Of course, the morning came early, but even so, I couldn’t help but be thankful for the gifts it brought.  I had the realization that I had some way to access every medicine my boy needed, as soon as he got sick.  I didn’t have to go and beg for money from my neighbors to buy a single tablet.  We have a vehicle to go to multiple pharmacies to find the remaining treatment that we need.   I have the education to read the pamphlet in the anti-malarial insert.  I have a scale on which to weigh my son for proper dosing and I have abundant food options for him to choose from when his appetite comes back.  When my eyes couldn’t stay open any longer, I was able to put a DVD in my TV and allow my son to watch a video while I slept to the strains of Baloo the Bear singing, “I’ve Wanna Be Like You.”  This happened in my home with my ceiling fan and my soft mattress.  These blessings are so very apparent to me.

Especially today.  Because today, in between moments of caring for my son, I experienced another of my “firsts” in Africa.  This wasn’t a wedding or a baby naming ceremony or a new holiday.  Today was a burial.  It was a small ceremony, held on the corner of the property where I live.  The attendants were just Ryan, 3 of our colleagues, and I, alongside the two gardeners who dug the hole.  The grave was tiny, made for a little bitty baby who was born just a few hours earlier.  There was no casket and no headstone, just a tiny baby girl wrapped in a length of colorful African cloth, laid to rest on the African soil.

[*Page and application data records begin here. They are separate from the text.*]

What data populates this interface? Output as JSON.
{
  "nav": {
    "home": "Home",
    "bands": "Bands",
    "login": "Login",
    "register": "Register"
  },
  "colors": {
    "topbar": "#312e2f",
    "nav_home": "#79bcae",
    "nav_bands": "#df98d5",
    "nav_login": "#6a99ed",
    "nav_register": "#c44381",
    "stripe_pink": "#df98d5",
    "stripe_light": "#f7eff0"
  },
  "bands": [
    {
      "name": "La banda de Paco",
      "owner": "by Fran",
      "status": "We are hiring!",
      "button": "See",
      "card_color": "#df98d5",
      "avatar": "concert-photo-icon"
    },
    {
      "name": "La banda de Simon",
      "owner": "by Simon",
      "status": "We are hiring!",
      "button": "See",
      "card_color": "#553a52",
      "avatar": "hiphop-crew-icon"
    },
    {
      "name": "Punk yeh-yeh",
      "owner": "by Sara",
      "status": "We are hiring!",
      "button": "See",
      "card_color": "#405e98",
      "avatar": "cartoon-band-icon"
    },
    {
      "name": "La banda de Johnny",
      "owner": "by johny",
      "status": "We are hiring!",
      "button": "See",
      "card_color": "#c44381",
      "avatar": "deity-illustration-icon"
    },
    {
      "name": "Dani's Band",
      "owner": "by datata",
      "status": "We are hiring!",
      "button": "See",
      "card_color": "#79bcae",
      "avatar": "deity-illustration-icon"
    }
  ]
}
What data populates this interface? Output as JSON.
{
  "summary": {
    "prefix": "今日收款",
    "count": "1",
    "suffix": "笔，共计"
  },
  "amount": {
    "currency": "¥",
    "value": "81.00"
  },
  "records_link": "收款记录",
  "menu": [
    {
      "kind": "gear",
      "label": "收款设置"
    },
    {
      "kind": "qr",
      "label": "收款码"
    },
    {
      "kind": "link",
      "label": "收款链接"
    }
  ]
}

Her mother couldn’t be there. She was back in the hospital, having barely escaped with her life.  We pray that she will gain strength and overcome the challenges still ahead regarding her healing.  One of our colleagues had been advocating for her to have much needed pre-natal care since November.  It had become apparent at that time that the baby was not formed in a way that she would be able to survive in this world, but maybe, maybe with the proper care the mama would.  I won’t go into all the details, but let’s just say the stories of medical care here, and especially of this mama make me angry and discouraged and disgusted, all at the same time.  But at this moment, beside this tiny grave, that was irrelevant.  

There were a few things that struck me in that moment.  First of all, the sorrow of the whole story...a sick mama with empty arms, a baby girl who will never know life this side of heaven, the unfairness of the lack of medical care in this place.  Secondly, I was struck by the commitment and dedication of my colleagues.  One woman who has invested 30ish years of her life showing the love of Christ in West Africa through her medical wisdom and had asked Ryan and I to join them as they gathered to lay this little one to rest.  She’s seen countless babies born and helped bury far too many of those, she’s advocated for those who need care, she’s showed compassion and care in village after village, and she has consistently done what she could to help others.  I stood beside her as she and the other couple decided on a name for this special baby girl, in a language they have spent decades learning and living in.  I learned from them as they navigated the nuances of the moment and I couldn’t help but wonder if I would ever have the depth of language, culture, and relationships that they have.   I shed tears alongside them and I was privileged to stand among them and offer up my prayers for this precious family.  

So, on what should have been an average Wednesday, I found my schedule adjusted to care for a sick boy and to celebrate the life of one extraordinary baby girl.